## What needs to be done
Pull each line containing "Offers" out of the listing below.

## Records shown
****************************************
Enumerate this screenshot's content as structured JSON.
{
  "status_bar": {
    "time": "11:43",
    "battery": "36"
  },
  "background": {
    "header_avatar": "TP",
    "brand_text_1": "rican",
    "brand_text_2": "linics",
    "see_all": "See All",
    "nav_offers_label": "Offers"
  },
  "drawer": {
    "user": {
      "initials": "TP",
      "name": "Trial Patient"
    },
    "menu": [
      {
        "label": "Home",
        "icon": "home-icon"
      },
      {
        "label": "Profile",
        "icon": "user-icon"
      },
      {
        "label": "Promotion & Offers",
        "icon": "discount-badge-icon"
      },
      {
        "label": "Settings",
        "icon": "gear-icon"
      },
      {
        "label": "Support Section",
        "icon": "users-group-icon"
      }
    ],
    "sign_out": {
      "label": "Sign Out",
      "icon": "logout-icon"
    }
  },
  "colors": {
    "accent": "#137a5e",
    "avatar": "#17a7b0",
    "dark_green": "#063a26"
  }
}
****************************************
## Response to this task
    "nav_offers_label": "Offers"
        "label": "Promotion & Offers",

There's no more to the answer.